Task requirements
Extract the full listing verbatim and drop any pictures from your copy.
↓↓↓
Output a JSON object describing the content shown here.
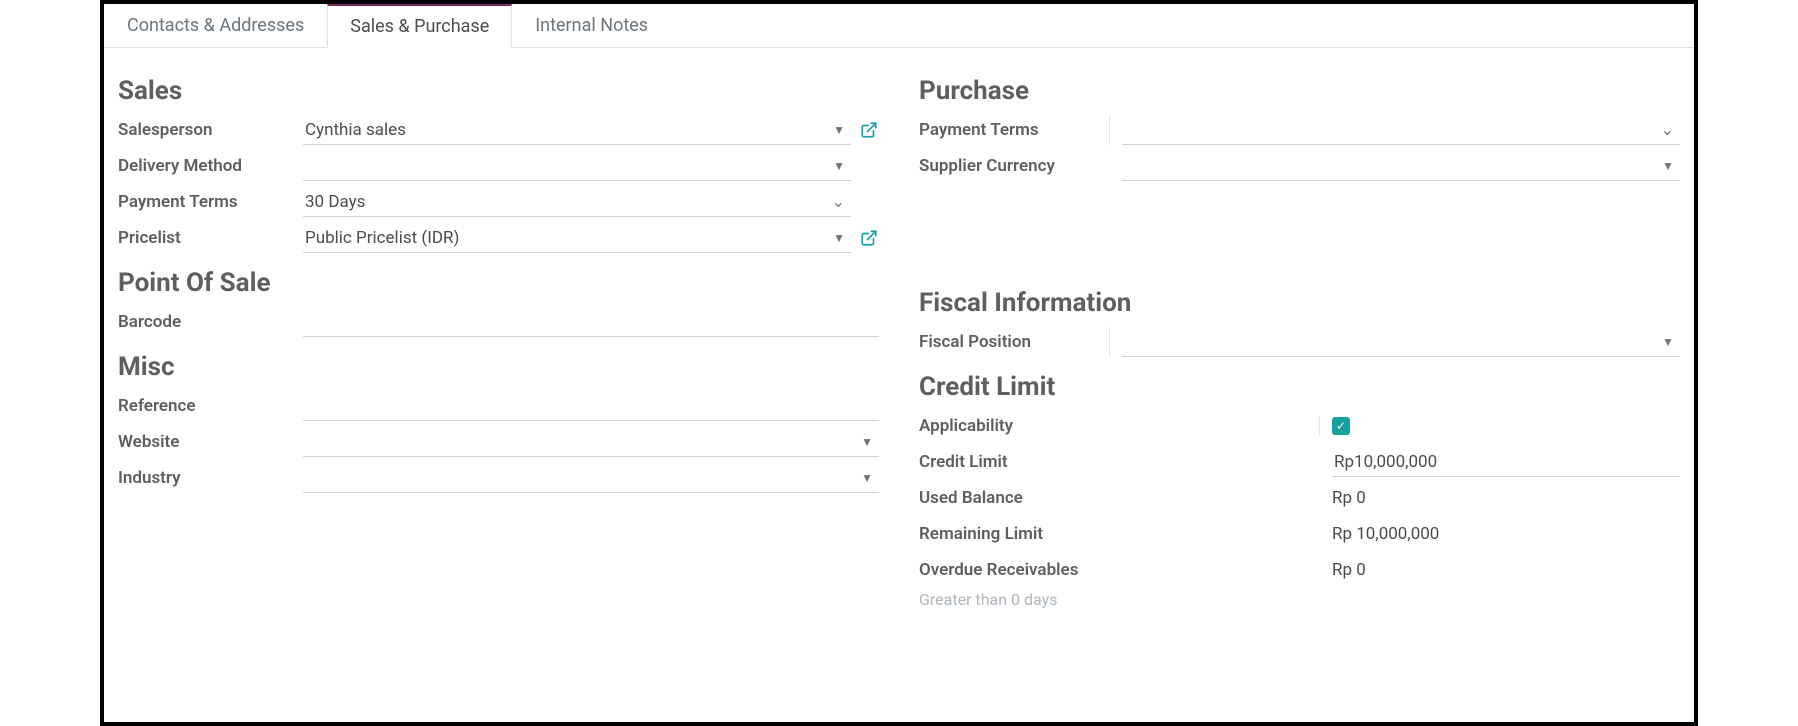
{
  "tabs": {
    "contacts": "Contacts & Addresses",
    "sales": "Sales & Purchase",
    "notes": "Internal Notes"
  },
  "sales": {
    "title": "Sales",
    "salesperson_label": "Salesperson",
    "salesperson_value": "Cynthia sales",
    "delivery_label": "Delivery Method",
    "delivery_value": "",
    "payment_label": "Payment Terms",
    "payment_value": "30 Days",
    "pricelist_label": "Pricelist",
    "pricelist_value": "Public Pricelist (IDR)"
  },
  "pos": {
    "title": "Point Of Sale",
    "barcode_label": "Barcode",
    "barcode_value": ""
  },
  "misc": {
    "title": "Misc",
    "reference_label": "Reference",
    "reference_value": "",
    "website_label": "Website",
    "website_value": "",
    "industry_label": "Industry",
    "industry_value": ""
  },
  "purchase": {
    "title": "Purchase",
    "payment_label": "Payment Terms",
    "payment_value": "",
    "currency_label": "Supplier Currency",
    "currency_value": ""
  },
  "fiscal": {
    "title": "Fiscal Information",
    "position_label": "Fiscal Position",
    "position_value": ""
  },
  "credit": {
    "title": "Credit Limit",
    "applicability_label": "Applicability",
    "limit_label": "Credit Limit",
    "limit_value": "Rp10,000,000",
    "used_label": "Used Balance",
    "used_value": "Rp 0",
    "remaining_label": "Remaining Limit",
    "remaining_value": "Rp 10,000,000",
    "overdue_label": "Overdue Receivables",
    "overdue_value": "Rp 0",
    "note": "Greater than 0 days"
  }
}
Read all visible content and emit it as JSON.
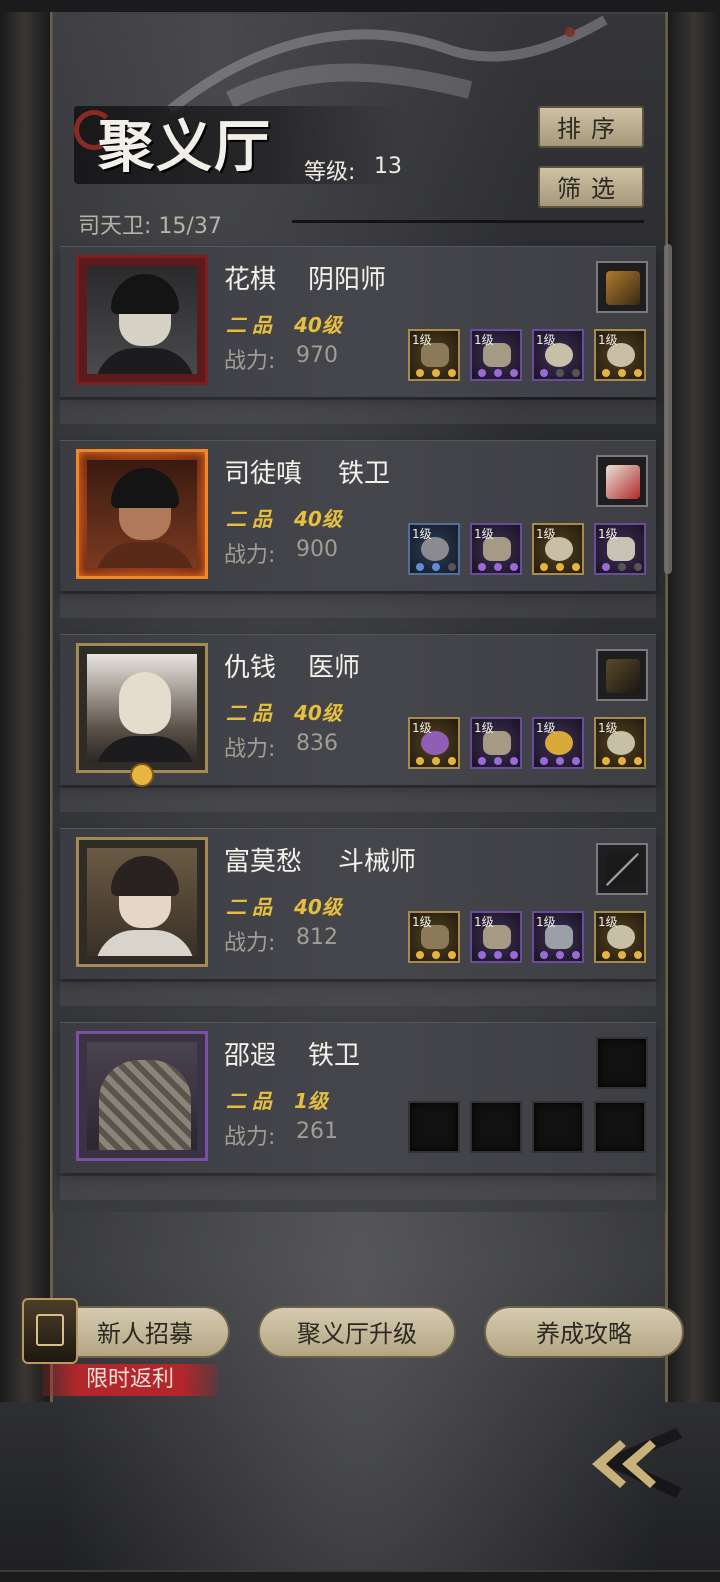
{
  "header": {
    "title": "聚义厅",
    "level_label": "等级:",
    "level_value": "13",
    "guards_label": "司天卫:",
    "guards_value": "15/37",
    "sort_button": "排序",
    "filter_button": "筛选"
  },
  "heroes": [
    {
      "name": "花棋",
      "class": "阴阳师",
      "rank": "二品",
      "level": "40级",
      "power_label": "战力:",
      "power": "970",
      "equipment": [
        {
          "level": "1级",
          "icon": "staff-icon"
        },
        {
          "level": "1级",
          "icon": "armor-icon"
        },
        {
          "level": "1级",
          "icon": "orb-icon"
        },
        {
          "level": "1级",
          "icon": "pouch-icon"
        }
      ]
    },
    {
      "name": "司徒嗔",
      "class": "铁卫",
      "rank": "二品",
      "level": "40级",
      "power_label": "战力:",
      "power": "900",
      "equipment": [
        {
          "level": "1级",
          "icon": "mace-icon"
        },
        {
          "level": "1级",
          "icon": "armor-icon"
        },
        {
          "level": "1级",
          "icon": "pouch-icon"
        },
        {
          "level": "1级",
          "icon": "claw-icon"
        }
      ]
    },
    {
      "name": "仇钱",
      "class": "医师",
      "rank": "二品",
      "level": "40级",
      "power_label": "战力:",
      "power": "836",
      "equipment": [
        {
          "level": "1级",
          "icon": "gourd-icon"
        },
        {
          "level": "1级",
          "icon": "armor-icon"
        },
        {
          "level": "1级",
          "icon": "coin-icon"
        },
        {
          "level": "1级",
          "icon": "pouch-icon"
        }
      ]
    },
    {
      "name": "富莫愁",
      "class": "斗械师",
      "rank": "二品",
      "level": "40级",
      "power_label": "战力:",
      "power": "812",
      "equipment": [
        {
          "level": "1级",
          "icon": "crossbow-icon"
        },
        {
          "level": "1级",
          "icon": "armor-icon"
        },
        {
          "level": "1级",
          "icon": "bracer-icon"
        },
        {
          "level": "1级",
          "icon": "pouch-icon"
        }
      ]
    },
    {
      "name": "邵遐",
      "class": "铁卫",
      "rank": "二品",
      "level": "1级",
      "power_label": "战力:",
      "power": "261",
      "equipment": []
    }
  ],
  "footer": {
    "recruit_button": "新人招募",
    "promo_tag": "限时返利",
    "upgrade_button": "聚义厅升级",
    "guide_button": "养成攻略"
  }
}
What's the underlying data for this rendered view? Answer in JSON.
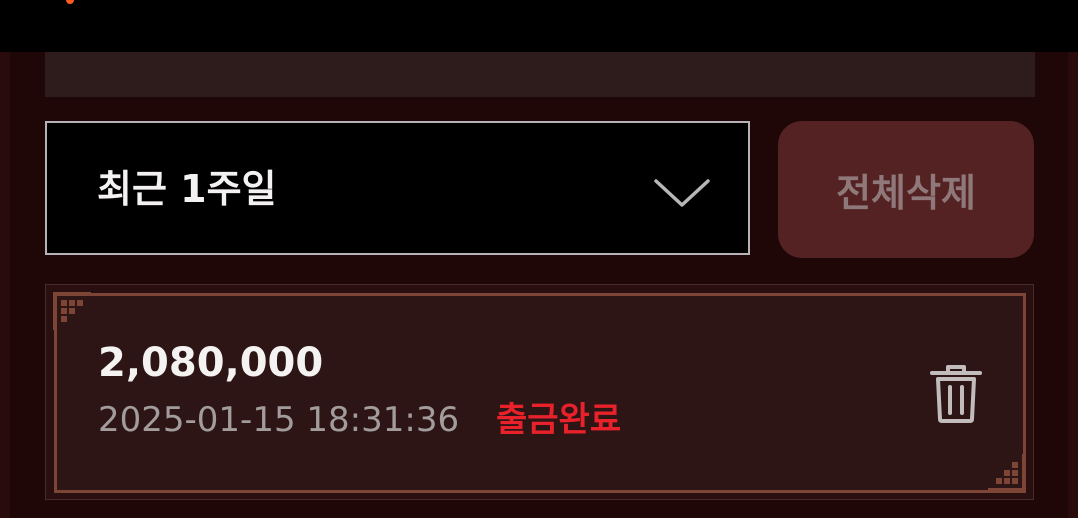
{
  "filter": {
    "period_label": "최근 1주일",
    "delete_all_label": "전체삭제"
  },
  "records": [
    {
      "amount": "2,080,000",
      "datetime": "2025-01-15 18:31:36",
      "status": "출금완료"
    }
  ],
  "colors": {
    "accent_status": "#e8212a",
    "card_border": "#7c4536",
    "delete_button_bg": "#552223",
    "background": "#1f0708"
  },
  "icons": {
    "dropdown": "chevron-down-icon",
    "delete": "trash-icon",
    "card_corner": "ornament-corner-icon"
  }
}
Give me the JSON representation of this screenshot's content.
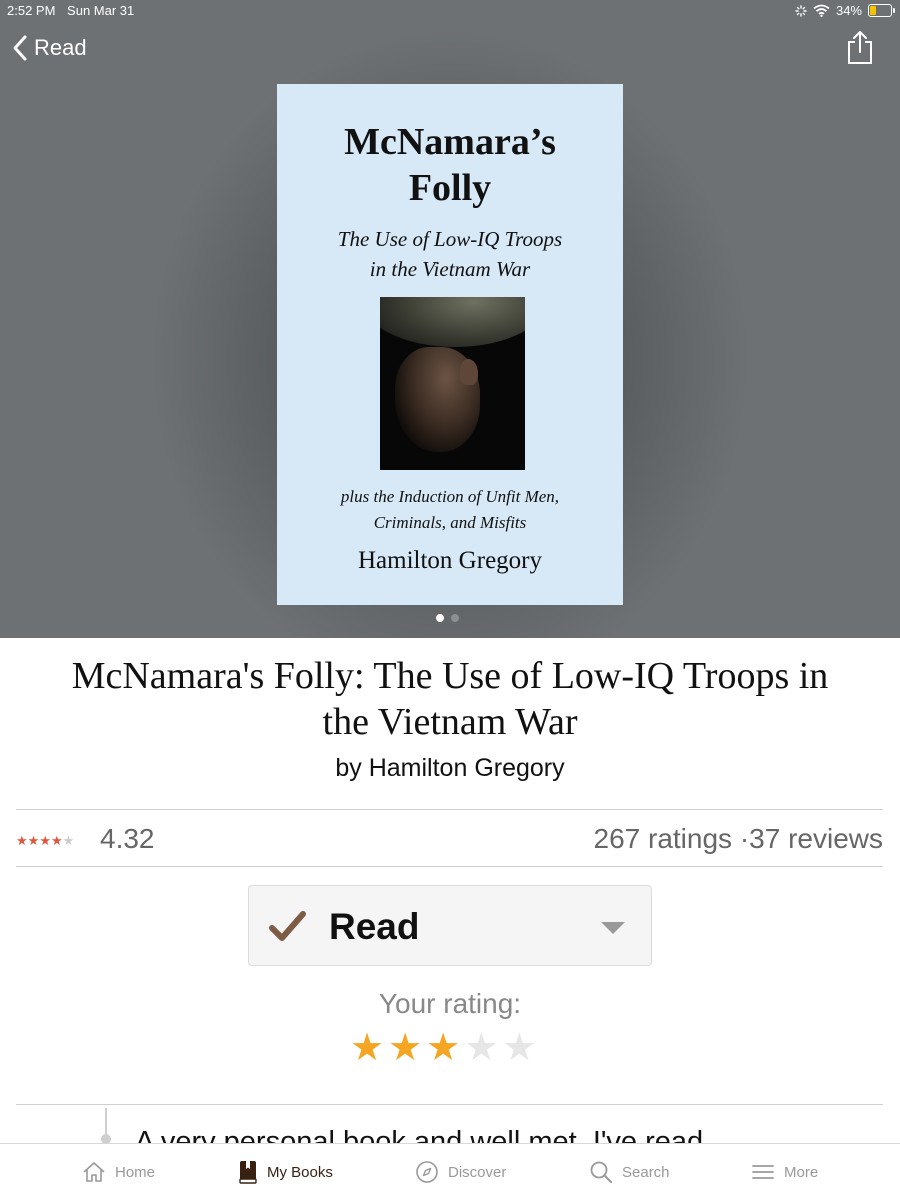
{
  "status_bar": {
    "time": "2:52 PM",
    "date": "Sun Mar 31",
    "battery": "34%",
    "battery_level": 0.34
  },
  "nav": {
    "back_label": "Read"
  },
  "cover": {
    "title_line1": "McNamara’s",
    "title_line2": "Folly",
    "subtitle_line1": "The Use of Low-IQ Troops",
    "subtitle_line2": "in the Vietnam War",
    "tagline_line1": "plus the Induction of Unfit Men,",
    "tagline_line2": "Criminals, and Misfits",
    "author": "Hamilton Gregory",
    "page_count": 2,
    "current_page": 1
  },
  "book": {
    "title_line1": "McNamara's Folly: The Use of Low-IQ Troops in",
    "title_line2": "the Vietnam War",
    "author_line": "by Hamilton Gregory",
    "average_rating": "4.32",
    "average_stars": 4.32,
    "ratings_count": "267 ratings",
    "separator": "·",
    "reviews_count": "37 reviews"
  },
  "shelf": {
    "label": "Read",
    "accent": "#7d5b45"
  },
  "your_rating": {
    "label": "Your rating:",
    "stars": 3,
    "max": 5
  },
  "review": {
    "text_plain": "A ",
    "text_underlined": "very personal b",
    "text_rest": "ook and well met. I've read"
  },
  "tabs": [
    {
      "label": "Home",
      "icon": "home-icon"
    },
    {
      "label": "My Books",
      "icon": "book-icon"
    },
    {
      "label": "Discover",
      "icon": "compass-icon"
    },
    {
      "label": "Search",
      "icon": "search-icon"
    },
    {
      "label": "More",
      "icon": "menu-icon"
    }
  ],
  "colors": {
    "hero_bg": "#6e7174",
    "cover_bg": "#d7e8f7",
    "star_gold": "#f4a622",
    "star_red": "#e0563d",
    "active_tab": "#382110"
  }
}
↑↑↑
Answer space
Output a JSON object describing the content shown here.
{
  "tabs": {
    "contacts": "Contacts & Addresses",
    "sales": "Sales & Purchase",
    "notes": "Internal Notes"
  },
  "sales": {
    "title": "Sales",
    "salesperson_label": "Salesperson",
    "salesperson_value": "Cynthia sales",
    "delivery_label": "Delivery Method",
    "delivery_value": "",
    "payment_label": "Payment Terms",
    "payment_value": "30 Days",
    "pricelist_label": "Pricelist",
    "pricelist_value": "Public Pricelist (IDR)"
  },
  "pos": {
    "title": "Point Of Sale",
    "barcode_label": "Barcode",
    "barcode_value": ""
  },
  "misc": {
    "title": "Misc",
    "reference_label": "Reference",
    "reference_value": "",
    "website_label": "Website",
    "website_value": "",
    "industry_label": "Industry",
    "industry_value": ""
  },
  "purchase": {
    "title": "Purchase",
    "payment_label": "Payment Terms",
    "payment_value": "",
    "currency_label": "Supplier Currency",
    "currency_value": ""
  },
  "fiscal": {
    "title": "Fiscal Information",
    "position_label": "Fiscal Position",
    "position_value": ""
  },
  "credit": {
    "title": "Credit Limit",
    "applicability_label": "Applicability",
    "limit_label": "Credit Limit",
    "limit_value": "Rp10,000,000",
    "used_label": "Used Balance",
    "used_value": "Rp 0",
    "remaining_label": "Remaining Limit",
    "remaining_value": "Rp 10,000,000",
    "overdue_label": "Overdue Receivables",
    "overdue_value": "Rp 0",
    "note": "Greater than 0 days"
  }
}
Read all visible content and emit it as JSON.
{
  "header": {
    "title": "聚义厅",
    "level_label": "等级:",
    "level_value": "13",
    "guards_label": "司天卫:",
    "guards_value": "15/37",
    "sort_button": "排序",
    "filter_button": "筛选"
  },
  "heroes": [
    {
      "name": "花棋",
      "class": "阴阳师",
      "rank": "二品",
      "level": "40级",
      "power_label": "战力:",
      "power": "970",
      "equipment": [
        {
          "level": "1级",
          "icon": "staff-icon"
        },
        {
          "level": "1级",
          "icon": "armor-icon"
        },
        {
          "level": "1级",
          "icon": "orb-icon"
        },
        {
          "level": "1级",
          "icon": "pouch-icon"
        }
      ]
    },
    {
      "name": "司徒嗔",
      "class": "铁卫",
      "rank": "二品",
      "level": "40级",
      "power_label": "战力:",
      "power": "900",
      "equipment": [
        {
          "level": "1级",
          "icon": "mace-icon"
        },
        {
          "level": "1级",
          "icon": "armor-icon"
        },
        {
          "level": "1级",
          "icon": "pouch-icon"
        },
        {
          "level": "1级",
          "icon": "claw-icon"
        }
      ]
    },
    {
      "name": "仇钱",
      "class": "医师",
      "rank": "二品",
      "level": "40级",
      "power_label": "战力:",
      "power": "836",
      "equipment": [
        {
          "level": "1级",
          "icon": "gourd-icon"
        },
        {
          "level": "1级",
          "icon": "armor-icon"
        },
        {
          "level": "1级",
          "icon": "coin-icon"
        },
        {
          "level": "1级",
          "icon": "pouch-icon"
        }
      ]
    },
    {
      "name": "富莫愁",
      "class": "斗械师",
      "rank": "二品",
      "level": "40级",
      "power_label": "战力:",
      "power": "812",
      "equipment": [
        {
          "level": "1级",
          "icon": "crossbow-icon"
        },
        {
          "level": "1级",
          "icon": "armor-icon"
        },
        {
          "level": "1级",
          "icon": "bracer-icon"
        },
        {
          "level": "1级",
          "icon": "pouch-icon"
        }
      ]
    },
    {
      "name": "邵遐",
      "class": "铁卫",
      "rank": "二品",
      "level": "1级",
      "power_label": "战力:",
      "power": "261",
      "equipment": []
    }
  ],
  "footer": {
    "recruit_button": "新人招募",
    "promo_tag": "限时返利",
    "upgrade_button": "聚义厅升级",
    "guide_button": "养成攻略"
  }
}
What's the underlying data for this rendered view? Answer in JSON.
{
  "filter": {
    "period_label": "최근 1주일",
    "delete_all_label": "전체삭제"
  },
  "records": [
    {
      "amount": "2,080,000",
      "datetime": "2025-01-15 18:31:36",
      "status": "출금완료"
    }
  ],
  "colors": {
    "accent_status": "#e8212a",
    "card_border": "#7c4536",
    "delete_button_bg": "#552223",
    "background": "#1f0708"
  },
  "icons": {
    "dropdown": "chevron-down-icon",
    "delete": "trash-icon",
    "card_corner": "ornament-corner-icon"
  }
}
Give me the JSON representation of this screenshot's content.
{
  "status_bar": {
    "time": "2:52 PM",
    "date": "Sun Mar 31",
    "battery": "34%",
    "battery_level": 0.34
  },
  "nav": {
    "back_label": "Read"
  },
  "cover": {
    "title_line1": "McNamara’s",
    "title_line2": "Folly",
    "subtitle_line1": "The Use of Low-IQ Troops",
    "subtitle_line2": "in the Vietnam War",
    "tagline_line1": "plus the Induction of Unfit Men,",
    "tagline_line2": "Criminals, and Misfits",
    "author": "Hamilton Gregory",
    "page_count": 2,
    "current_page": 1
  },
  "book": {
    "title_line1": "McNamara's Folly: The Use of Low-IQ Troops in",
    "title_line2": "the Vietnam War",
    "author_line": "by Hamilton Gregory",
    "average_rating": "4.32",
    "average_stars": 4.32,
    "ratings_count": "267 ratings",
    "separator": "·",
    "reviews_count": "37 reviews"
  },
  "shelf": {
    "label": "Read",
    "accent": "#7d5b45"
  },
  "your_rating": {
    "label": "Your rating:",
    "stars": 3,
    "max": 5
  },
  "review": {
    "text_plain": "A ",
    "text_underlined": "very personal b",
    "text_rest": "ook and well met. I've read"
  },
  "tabs": [
    {
      "label": "Home",
      "icon": "home-icon"
    },
    {
      "label": "My Books",
      "icon": "book-icon"
    },
    {
      "label": "Discover",
      "icon": "compass-icon"
    },
    {
      "label": "Search",
      "icon": "search-icon"
    },
    {
      "label": "More",
      "icon": "menu-icon"
    }
  ],
  "colors": {
    "hero_bg": "#6e7174",
    "cover_bg": "#d7e8f7",
    "star_gold": "#f4a622",
    "star_red": "#e0563d",
    "active_tab": "#382110"
  }
}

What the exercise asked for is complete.